Review: Wolf At The Table

Wolf AT The Table;By Augusten Burroughs

Wolf AT The Table;By Augusten Burroughs

By: The David

He writes with a gift that puts you there, and if you listen, you can hear him form the words that tell the story. He is so gifted there is pain. I am an unabashed fan of this man, this writer, this Augusten Burroughs. I am a fan of his style and his humor.

I became aware of the author when I picked up a volume titled “Running With Scissors.” Many are familiar with this story by now, either from reading the book or from seeing the film made from it. It is a memoir, and a terrible slice of life from Burroughs’ past when his mother farmed him out to live with her psychiatrist and his very strange family. It is the story of a young boy who is taken as a lover by an older man who lives in the house he was sent to. It is a story that is made bearable only by the fact that Mr. Burroughs tells it with a gift of humor that makes even the most hurtful episodes tolerable. I thought from the first sentence of his I read that this was his gift and he used it wisely; humor that shone through it all!

The episodic “Possible Side Effects” and “Magical Thinking” revealed the same gift in essays describing events in the writer’s life and experiences from his days in advertising. His sense of humor and ability to see the funny-side of life stayed with him.

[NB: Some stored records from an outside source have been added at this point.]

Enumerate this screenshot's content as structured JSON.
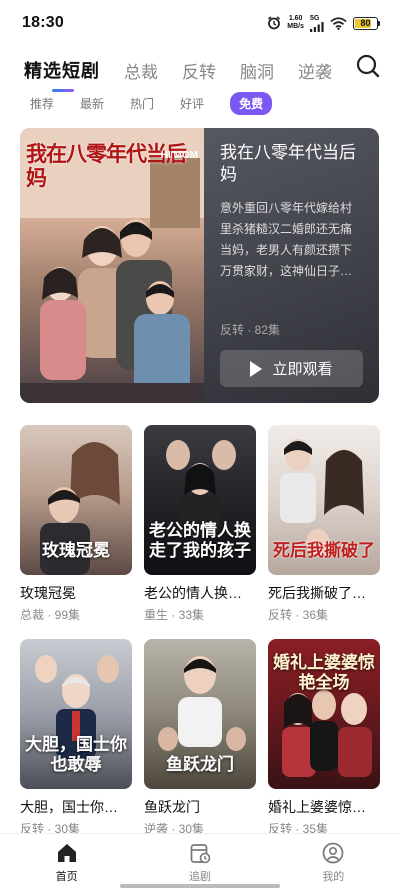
{
  "status_bar": {
    "time": "18:30",
    "net_speed_value": "1.60",
    "net_speed_unit": "MB/s",
    "network": "5G",
    "battery": "80",
    "battery_level": 0.8,
    "battery_color": "#e9c832"
  },
  "top_tabs": [
    {
      "label": "精选短剧",
      "active": true
    },
    {
      "label": "总裁",
      "active": false
    },
    {
      "label": "反转",
      "active": false
    },
    {
      "label": "脑洞",
      "active": false
    },
    {
      "label": "逆袭",
      "active": false
    }
  ],
  "sub_tabs": [
    {
      "label": "推荐"
    },
    {
      "label": "最新"
    },
    {
      "label": "热门"
    },
    {
      "label": "好评"
    },
    {
      "label": "免费",
      "highlighted": true
    }
  ],
  "featured": {
    "poster_title": "我在八零年代当后妈",
    "poster_subtitle": "HI MOM",
    "title": "我在八零年代当后妈",
    "description": "意外重回八零年代嫁给村里杀猪糙汉二婚郎还无痛当妈，老男人有颜还攒下万贯家财，这神仙日子…",
    "meta": "反转 · 82集",
    "play_label": "立即观看"
  },
  "dramas": [
    {
      "name": "玫瑰冠冕",
      "meta": "总裁 · 99集",
      "cover_text": "玫瑰冠冕"
    },
    {
      "name": "老公的情人换…",
      "meta": "重生 · 33集",
      "cover_text": "老公的情人换走了我的孩子"
    },
    {
      "name": "死后我撕破了…",
      "meta": "反转 · 36集",
      "cover_text": "死后我撕破了"
    },
    {
      "name": "大胆，国士你…",
      "meta": "反转 · 30集",
      "cover_text": "大胆，国士你也敢辱"
    },
    {
      "name": "鱼跃龙门",
      "meta": "逆袭 · 30集",
      "cover_text": "鱼跃龙门"
    },
    {
      "name": "婚礼上婆婆惊…",
      "meta": "反转 · 35集",
      "cover_text": "婚礼上婆婆惊艳全场"
    }
  ],
  "bottom_nav": [
    {
      "label": "首页",
      "icon": "home-icon",
      "active": true
    },
    {
      "label": "追剧",
      "icon": "history-icon",
      "active": false
    },
    {
      "label": "我的",
      "icon": "profile-icon",
      "active": false
    }
  ],
  "colors": {
    "accent": "#7b57f4",
    "tab_indicator_start": "#2a7df7",
    "tab_indicator_end": "#9b5cf5"
  }
}
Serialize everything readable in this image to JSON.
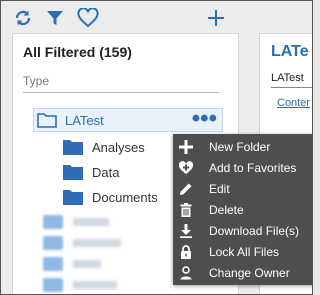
{
  "toolbar": {
    "icons": [
      "refresh-icon",
      "filter-icon",
      "favorite-icon",
      "add-icon"
    ],
    "accent": "#2f6eb5"
  },
  "left_panel": {
    "title": "All Filtered (159)",
    "filter_label": "Type",
    "selected_item": "LATest",
    "children": [
      "Analyses",
      "Data",
      "Documents"
    ]
  },
  "right_panel": {
    "title": "LATe",
    "subtitle": "LATest",
    "tab": "Conter"
  },
  "context_menu": {
    "items": [
      {
        "label": "New Folder",
        "icon": "plus-icon"
      },
      {
        "label": "Add to Favorites",
        "icon": "heart-plus-icon"
      },
      {
        "label": "Edit",
        "icon": "pencil-icon"
      },
      {
        "label": "Delete",
        "icon": "trash-icon"
      },
      {
        "label": "Download File(s)",
        "icon": "download-icon"
      },
      {
        "label": "Lock All Files",
        "icon": "lock-icon"
      },
      {
        "label": "Change Owner",
        "icon": "user-icon"
      }
    ]
  }
}
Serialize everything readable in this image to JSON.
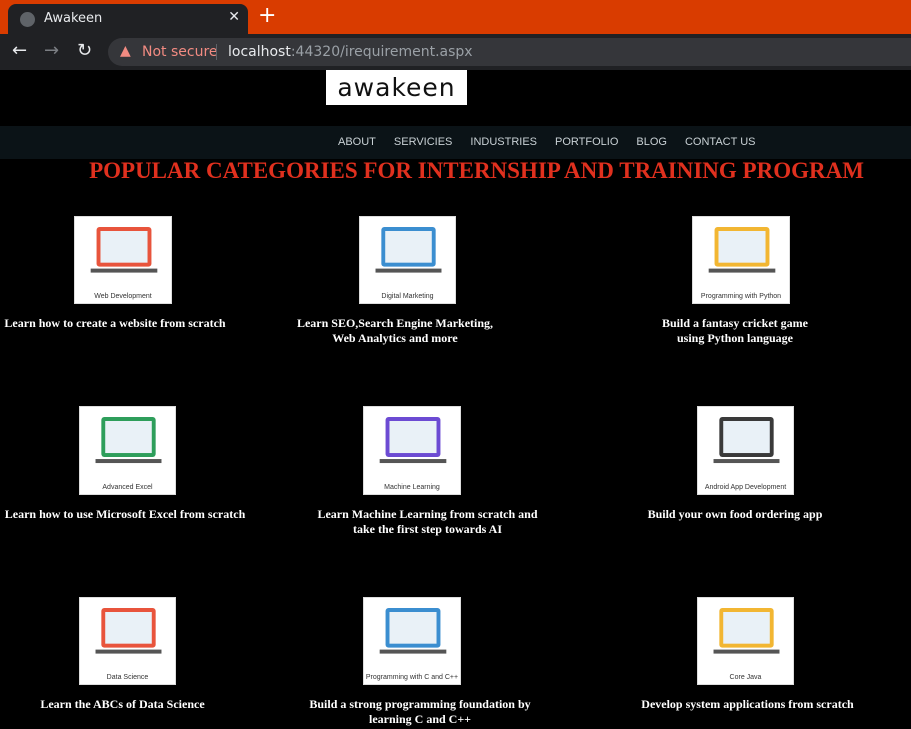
{
  "browser": {
    "tab_title": "Awakeen",
    "close_glyph": "✕",
    "new_tab_glyph": "+",
    "security_label": "Not secure",
    "url_host": "localhost",
    "url_rest": ":44320/irequirement.aspx"
  },
  "logo_text": "awakeen",
  "nav": [
    "ABOUT",
    "SERVICIES",
    "INDUSTRIES",
    "PORTFOLIO",
    "BLOG",
    "CONTACT US"
  ],
  "heading": "POPULAR CATEGORIES FOR INTERNSHIP AND TRAINING PROGRAM",
  "categories": [
    {
      "caption": "Web Development",
      "text_lines": [
        "Learn how to create a website from scratch"
      ]
    },
    {
      "caption": "Digital Marketing",
      "text_lines": [
        "Learn SEO,Search Engine Marketing,",
        "Web Analytics and more"
      ]
    },
    {
      "caption": "Programming with Python",
      "text_lines": [
        "Build a fantasy cricket game",
        "using Python language"
      ]
    },
    {
      "caption": "Advanced Excel",
      "text_lines": [
        "Learn how to use Microsoft Excel from scratch"
      ]
    },
    {
      "caption": "Machine Learning",
      "text_lines": [
        "Learn Machine Learning from scratch and",
        "take the first step towards AI"
      ]
    },
    {
      "caption": "Android App Development",
      "text_lines": [
        "Build your own food ordering app"
      ]
    },
    {
      "caption": "Data Science",
      "text_lines": [
        "Learn the ABCs of Data Science"
      ]
    },
    {
      "caption": "Programming with C and C++",
      "text_lines": [
        "Build a strong programming foundation by",
        "learning C and C++"
      ]
    },
    {
      "caption": "Core Java",
      "text_lines": [
        "Develop system applications from scratch"
      ]
    }
  ]
}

“Sellevision” was a novel that skewed the television sales channels. It is satire and it is funny. Whether or not this was based on any events in Burroughs’ life it rings true. Farce is sometimes a good disguise, and this book about some of the personalities that work the viewers and entice them to buy is surely farcical. The cast of that channel includes a gay man who inadvertently exposes himself during a sales program aimed at children; a woman who is a compulsive buyer; another sales woman who is losing her mind as she is stalked by a viewer, and while her husband begins an affair with her seventeen year old neighbor; and finally one more on screen personality who is having an affair with her boss and looks toward a fitting revenge. It is all for laughs…..

“Dry” is a memoir of the author’s alcoholism and his path toward recovering. This also is a slice of life, not at all glossed over, but still, seen with humor, and you feel that it is this gift of humor that helped toward the strength he needed to find his way back.

But then Mr. Burroughs wrote another memoir. This one came out only a few days ago, and my order was in the day I heard it was coming. When it arrived from Amazon, it was hardly out of the box before I had opened it and begun to read. It grabbed me by the throat and wouldn’t let go. It is a horror story unlike anything I have ever read by this author. There are indeed flashes of humor, but the underlying text can move one to tears.

The book “A Wolf At The Table” is another slice of Burroughs childhood. This one takes on his father, and becomes a primer on everything a father should not be. The father is distant (to understate the matter) and totally unapproachable. He is cruel. The time period this covers, until the author is about twelve, is a constant period of neglect as seen through the eyes of the child. That is partly what makes this so moving, the fact that we see it from the boy’s point of view as he tries to gain some sort of manifestation that his father does love him, does care about him. He is constantly pushed away in actuality or in manifestations of hostility from his father such as allowing the boy’s guinea pig to die from neglect and then refusing to have his dog seen by a veterinarian and leaving it to die a terrible death while the young boy can only watch, or buying him a baseball glove but refusing to show him how to use it. The household is constantly undermined by the threat of violence that is always a companion to this family.

Burroughs’ mother is loving, but wrestling with her own bipolar disorder that leaves her unrealistically manic or profoundly depressed. In one particularly tormenting episode, we see her institutionalized and the author is left alone with his father. He begins to fantasize about patricide, and the reader can well-understand how this could be.

This piece of the story lets one in on how the author could have sought out an older lover when he was too young to have a lover of any sort. It lets the reader see the forces that led to the alcoholism of the adult Burroughs. It is a key piece to the puzzle telling us how Augusten Burroughs came to be.

Anyone who is a father, hopes to be a father or has had a father should read this book. It is not a pretty story, but it will tell you what NOT to do lest you wish to ruin your child before he even gets started. It is so heart-breaking you are left with the question as to how anyone could have survived it all.